Cold Stress on Dairy Animals

European cattle tend to be tolerant to cold but in our India there is problem for the dairy animals to tolerate cold stress. There is reduction in milk yield and in severe cold causes death. It is the reason why the impact of cold stress on nutrient utilization and animal performance has received less research attention.

Dairy animals are housed in the sheds that minimize the impact of environmental temperature fluctuations on the animals. During the last decade uninsulated loose housing cowsheds for dairy cattle have become common also in northern countries. The temperature in the animal's rooms is only a few degrees higher than the temperature outside the cowshed. This trend in dairy cattle keeping increases the importance of cold stress investigations.

The effects of cold stress on metabolic and physiological adaptations of dairy animals

These are the following systemic reactions take place in animals suffering from cold stress:
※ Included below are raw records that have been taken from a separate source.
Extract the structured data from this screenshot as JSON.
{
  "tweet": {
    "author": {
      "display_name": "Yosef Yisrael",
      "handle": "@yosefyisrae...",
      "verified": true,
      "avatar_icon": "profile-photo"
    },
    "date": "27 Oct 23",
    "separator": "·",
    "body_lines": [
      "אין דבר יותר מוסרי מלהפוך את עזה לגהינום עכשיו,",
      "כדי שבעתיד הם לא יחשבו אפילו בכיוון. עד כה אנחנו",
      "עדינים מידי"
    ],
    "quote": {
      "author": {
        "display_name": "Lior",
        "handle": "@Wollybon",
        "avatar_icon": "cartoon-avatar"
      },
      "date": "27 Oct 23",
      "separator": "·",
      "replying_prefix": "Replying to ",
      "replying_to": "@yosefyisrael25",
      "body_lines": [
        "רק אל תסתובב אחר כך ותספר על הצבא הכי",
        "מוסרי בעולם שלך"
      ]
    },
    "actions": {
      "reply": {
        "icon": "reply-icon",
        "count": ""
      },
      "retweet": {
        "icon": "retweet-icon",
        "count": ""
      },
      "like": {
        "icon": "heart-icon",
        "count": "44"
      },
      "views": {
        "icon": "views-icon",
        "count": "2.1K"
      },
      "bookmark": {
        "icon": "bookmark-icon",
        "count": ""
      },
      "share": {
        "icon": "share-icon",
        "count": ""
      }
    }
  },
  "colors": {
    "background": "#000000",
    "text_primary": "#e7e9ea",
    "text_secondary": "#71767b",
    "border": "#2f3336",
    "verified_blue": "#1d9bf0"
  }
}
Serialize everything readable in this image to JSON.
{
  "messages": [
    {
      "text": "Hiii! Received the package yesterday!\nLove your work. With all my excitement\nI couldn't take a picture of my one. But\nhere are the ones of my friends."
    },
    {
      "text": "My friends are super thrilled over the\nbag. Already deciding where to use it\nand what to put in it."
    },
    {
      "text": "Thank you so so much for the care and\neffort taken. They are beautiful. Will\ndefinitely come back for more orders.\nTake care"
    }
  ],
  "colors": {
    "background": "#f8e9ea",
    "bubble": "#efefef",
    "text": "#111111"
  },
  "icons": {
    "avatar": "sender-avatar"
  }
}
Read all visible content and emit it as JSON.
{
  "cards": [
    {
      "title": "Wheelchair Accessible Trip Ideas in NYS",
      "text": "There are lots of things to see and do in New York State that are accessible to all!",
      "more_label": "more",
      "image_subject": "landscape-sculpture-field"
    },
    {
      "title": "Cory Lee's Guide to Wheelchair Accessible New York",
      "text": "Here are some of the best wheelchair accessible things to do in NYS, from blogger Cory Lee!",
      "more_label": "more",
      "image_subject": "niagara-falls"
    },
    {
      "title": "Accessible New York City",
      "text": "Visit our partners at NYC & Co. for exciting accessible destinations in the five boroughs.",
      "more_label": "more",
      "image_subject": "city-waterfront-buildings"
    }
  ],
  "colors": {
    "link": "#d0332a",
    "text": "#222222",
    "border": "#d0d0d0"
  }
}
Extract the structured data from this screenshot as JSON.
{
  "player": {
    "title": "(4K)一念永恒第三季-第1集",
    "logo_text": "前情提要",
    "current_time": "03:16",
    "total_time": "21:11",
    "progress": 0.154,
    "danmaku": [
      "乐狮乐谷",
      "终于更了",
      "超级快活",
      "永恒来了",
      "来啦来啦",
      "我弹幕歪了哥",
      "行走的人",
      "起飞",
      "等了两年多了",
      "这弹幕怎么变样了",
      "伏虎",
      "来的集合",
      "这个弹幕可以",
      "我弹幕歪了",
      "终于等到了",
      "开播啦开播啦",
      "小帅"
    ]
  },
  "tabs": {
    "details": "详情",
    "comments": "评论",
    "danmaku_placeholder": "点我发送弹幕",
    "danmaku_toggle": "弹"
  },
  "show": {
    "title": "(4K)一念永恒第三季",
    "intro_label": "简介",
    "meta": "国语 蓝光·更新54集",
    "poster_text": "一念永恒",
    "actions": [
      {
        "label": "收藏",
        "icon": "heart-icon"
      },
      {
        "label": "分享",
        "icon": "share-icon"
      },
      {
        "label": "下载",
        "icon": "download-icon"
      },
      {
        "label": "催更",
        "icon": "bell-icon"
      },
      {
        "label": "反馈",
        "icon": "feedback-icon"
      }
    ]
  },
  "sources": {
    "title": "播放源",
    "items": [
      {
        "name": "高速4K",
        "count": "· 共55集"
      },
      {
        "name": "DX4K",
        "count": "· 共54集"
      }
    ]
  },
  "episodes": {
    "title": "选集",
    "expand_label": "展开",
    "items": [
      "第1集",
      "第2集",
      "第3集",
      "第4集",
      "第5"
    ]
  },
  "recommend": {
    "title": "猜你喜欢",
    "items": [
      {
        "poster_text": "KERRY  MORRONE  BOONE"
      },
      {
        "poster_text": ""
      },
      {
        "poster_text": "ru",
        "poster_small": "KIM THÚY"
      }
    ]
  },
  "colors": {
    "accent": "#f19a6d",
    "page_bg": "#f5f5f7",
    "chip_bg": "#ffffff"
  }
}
  • Increased dry matter intake
  • Increased rumination
  • Increased gastrointestinal tract motility
  • Increased rate of passage of feed and liquid in the rumen and digestive tract
  • Increased basal metabolic rate and maintenance energy requirements
  • Increased oxygen consumption
  • Increased cardiac output
  • Increased adrenalin, cortisol and growth hormone levels
  • Increased lipolysis, glyconeogenesis, glycogenolysis
  • Increased hepatic glycose output
  • Decreased rumen volume
  • Decreased dry matter digestibility
  • Decreased insulin response to a glucose infusion
  • Decreased temperature of skin, ears, legs

There are a number of factors that alter the effects of cold temperatures on animals: wind, hair depth, hair coat conditions etc. It is important to emphasize the value of a clean, dry hair coat and clean dry environment with minimal wind for animals exposed to low temperatures. For the dairy animals cold should be considered as a local problem.

Steps to reduce cold stress:

  • Make sure the waterers or water tanks are not frozen
  • Cold increases need of more feeds for animals. Hay provides more heat during digestion than concentrate feeds.
  • Do not close eave inlets. This will restrict the ventilation rate and create wet, damp conditions.
  • Prevent draught. Animals need dry, draught-free resting area.
  •  Use ample amount of good, dry bedding

Having dry teats when the dairy animal leaves the parlor is important. One way to lessen the risk is to dip the teats, allow the dip of about 30 seconds and then blot dry using a paper towel.